Task requirements
From the entries, copy out every line in which the word "name" is found.

Stored records:

========================

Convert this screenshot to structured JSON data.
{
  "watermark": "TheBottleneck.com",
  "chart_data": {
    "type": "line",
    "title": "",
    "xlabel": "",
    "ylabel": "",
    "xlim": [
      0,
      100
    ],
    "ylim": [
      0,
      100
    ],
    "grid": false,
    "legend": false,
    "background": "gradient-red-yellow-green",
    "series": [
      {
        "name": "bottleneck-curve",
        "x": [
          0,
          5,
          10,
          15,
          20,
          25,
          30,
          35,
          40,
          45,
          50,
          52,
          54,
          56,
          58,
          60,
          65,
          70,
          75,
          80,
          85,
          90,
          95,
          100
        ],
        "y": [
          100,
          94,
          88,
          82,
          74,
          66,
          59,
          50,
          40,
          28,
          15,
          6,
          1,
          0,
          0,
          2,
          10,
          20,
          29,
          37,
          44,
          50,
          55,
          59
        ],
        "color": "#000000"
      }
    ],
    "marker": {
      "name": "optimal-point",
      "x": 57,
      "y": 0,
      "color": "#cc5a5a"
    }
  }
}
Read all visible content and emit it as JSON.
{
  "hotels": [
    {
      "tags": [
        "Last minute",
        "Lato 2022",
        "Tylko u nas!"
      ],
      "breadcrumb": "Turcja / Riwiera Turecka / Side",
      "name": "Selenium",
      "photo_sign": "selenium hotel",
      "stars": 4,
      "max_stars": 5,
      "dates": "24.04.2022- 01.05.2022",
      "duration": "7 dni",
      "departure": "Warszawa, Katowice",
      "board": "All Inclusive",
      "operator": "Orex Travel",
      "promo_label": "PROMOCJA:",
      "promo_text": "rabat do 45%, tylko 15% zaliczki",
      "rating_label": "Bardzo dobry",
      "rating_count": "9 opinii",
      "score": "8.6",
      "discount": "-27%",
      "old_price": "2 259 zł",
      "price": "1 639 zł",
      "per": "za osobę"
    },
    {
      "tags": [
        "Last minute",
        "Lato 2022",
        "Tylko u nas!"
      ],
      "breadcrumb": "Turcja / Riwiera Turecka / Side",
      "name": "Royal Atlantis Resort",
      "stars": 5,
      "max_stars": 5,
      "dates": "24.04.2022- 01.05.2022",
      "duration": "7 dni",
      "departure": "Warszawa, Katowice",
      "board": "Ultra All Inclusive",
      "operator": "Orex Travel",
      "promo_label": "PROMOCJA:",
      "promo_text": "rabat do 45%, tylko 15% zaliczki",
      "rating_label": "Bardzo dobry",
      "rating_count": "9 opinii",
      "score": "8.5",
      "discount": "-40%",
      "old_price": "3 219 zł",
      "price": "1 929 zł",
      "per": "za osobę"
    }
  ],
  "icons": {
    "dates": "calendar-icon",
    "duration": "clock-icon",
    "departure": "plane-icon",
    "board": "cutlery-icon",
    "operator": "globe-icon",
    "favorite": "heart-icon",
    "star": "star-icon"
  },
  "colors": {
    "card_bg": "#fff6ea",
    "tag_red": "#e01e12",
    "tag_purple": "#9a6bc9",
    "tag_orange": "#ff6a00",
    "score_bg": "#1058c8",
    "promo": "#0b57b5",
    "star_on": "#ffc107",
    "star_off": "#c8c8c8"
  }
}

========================

Problem solution
        "name": "bottleneck-curve",
      "name": "optimal-point",
      "name": "Selenium",
      "name": "Royal Atlantis Resort",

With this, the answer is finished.